Not only is she already given the low ground, morally speaking — something that this show should make impossible, considering Mitch is a rapist, but they won’t because the dramatic TV writing manual says there must be an equal exchange of perspective — she never fully claims the high ground. So we get a full episode of Mitch being told what a great guy he is and that his low points don’t define him.

Except … yes they do. Of course they do. This episode makes a hugely unsatisfying and dishonest case for Mitch’s humanity beyond his crimes as Alex, drunk, reminds him how much he means to her and what a shame it is that their relationship as friends and partners is over.

Stop making excuses for a sex offender

Every high-profile rapist has friends and family. That has nothing to do with their guilt. Nope. No. Just no. I’m not saying don’t have this plot point. I’m saying don’t then immediately follow it up with Mitch getting laid by a beautiful woman and then martyring himself. Because then you’re saying he’s doing his part, so to speak, and that he alone has decided that this is the best course of action. He was the only person capable of judging him and punishing him. Disgusting.

If The Morning Show was about Harvey Weinstein, Larry Nassar, Woody Allen — name your creep — would the writers go to such pains to show what a good guy he is? No. They wouldn’t. And they’d all tell you they wouldn’t because that would be irresponsible, right? So why does their avatar pervert get the sensitive treatment? Why does this show, about workplace harassment, ultimately side with the harasser? Pretty gross.

If The Morning Show never seemed truly in control. But now, the show has officially gotten away from itself. It’s a shame, too, because Aniston and Carell have great chemistry. Oh well!

This week in bad current events

I mean … *gestures broadly at whole episode*
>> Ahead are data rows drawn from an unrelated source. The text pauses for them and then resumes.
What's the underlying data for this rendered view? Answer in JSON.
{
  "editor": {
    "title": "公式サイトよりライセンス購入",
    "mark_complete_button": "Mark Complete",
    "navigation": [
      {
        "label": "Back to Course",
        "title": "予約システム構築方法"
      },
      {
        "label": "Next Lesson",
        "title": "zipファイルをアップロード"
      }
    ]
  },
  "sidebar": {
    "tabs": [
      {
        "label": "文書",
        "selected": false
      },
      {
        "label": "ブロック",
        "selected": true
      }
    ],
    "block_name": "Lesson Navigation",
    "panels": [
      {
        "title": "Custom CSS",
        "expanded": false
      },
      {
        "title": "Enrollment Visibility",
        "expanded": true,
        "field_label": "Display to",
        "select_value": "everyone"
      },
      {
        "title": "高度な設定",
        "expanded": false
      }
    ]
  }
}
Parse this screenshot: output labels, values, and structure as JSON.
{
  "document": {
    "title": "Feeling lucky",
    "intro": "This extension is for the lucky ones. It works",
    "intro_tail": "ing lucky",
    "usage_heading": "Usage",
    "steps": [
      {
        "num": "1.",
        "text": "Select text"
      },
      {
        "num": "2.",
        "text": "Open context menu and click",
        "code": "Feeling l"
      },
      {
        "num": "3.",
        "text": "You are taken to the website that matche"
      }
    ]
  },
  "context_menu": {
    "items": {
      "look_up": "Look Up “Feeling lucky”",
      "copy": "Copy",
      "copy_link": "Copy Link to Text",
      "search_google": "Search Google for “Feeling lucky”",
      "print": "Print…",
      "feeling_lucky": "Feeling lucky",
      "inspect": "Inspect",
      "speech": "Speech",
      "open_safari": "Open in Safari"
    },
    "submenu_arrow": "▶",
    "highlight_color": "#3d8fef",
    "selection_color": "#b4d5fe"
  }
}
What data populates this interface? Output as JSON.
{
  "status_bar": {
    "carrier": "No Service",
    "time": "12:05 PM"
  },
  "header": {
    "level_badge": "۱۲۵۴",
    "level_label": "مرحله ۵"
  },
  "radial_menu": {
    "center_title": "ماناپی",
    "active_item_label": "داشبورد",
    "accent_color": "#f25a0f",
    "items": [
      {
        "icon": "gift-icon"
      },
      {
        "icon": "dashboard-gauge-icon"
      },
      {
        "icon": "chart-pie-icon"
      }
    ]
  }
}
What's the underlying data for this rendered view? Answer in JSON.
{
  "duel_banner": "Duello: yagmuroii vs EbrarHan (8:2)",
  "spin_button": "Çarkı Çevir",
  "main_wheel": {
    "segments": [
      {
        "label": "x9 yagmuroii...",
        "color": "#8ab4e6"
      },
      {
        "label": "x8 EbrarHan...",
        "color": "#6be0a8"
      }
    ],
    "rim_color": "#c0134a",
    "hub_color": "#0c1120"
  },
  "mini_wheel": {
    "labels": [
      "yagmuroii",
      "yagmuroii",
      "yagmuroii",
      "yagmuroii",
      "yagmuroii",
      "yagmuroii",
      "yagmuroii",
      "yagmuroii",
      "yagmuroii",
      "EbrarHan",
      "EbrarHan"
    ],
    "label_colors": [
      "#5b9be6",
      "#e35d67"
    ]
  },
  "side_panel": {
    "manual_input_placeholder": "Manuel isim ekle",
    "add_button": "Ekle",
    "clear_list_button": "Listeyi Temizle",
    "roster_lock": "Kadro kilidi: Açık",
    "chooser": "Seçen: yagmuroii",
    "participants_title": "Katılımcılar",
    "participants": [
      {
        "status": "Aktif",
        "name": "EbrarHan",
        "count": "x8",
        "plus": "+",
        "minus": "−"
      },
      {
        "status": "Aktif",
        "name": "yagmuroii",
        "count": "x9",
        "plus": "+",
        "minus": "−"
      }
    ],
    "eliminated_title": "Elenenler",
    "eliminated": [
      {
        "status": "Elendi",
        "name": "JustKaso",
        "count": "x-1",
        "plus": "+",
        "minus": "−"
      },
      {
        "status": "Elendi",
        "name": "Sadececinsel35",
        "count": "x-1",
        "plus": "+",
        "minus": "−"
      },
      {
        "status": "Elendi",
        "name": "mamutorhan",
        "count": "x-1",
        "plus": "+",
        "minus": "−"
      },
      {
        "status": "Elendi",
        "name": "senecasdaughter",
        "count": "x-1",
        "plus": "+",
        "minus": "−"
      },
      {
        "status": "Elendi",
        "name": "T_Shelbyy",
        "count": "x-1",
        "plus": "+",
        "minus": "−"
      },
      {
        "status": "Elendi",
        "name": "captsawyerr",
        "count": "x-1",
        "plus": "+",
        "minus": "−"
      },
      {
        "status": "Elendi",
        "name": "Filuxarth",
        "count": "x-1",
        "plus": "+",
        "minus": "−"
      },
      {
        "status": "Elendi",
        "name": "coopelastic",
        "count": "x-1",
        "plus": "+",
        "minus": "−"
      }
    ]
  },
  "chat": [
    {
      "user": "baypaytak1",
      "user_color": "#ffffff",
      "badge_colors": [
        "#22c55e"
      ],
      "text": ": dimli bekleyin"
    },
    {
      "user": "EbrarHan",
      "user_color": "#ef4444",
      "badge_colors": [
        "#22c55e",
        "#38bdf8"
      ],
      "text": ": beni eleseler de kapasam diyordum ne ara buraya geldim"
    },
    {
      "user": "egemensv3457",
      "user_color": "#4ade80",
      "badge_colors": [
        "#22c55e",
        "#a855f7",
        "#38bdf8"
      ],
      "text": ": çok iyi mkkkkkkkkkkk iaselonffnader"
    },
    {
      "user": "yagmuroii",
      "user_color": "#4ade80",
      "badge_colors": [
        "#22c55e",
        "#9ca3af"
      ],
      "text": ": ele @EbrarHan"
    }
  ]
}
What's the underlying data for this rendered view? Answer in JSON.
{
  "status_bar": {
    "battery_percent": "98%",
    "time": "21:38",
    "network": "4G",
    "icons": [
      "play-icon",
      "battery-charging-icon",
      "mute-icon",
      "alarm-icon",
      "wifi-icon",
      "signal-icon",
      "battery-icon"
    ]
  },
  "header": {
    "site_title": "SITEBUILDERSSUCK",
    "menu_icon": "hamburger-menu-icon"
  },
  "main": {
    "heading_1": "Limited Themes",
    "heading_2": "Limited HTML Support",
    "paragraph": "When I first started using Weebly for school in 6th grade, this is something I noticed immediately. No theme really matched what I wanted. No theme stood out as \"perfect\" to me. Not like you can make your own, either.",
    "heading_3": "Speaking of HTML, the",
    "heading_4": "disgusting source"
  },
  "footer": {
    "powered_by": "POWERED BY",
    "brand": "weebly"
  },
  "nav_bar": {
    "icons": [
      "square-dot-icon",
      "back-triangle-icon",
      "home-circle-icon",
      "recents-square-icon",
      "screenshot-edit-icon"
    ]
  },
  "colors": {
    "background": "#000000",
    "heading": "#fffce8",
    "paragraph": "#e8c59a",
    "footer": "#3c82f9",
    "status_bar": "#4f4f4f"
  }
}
The Morning Show on Apple TV+

New episodes of The Morning Show arrive on Apple TV+ on Fridays.

Rated: TV-MA

Watch on: Apple TV+

Watch on: Apple TV+

Scout Tafoya is a film and TV critic, director and creator of the long-running video essay series The Unloved for RogerEbert.com. He has written for The Village Voice, Film Comment, The Los Angeles Review of Books and Nylon Magazine. He is the director of 25 feature films, and the author of more than 300 video essays, which can be found at Patreon.com/honorszombie.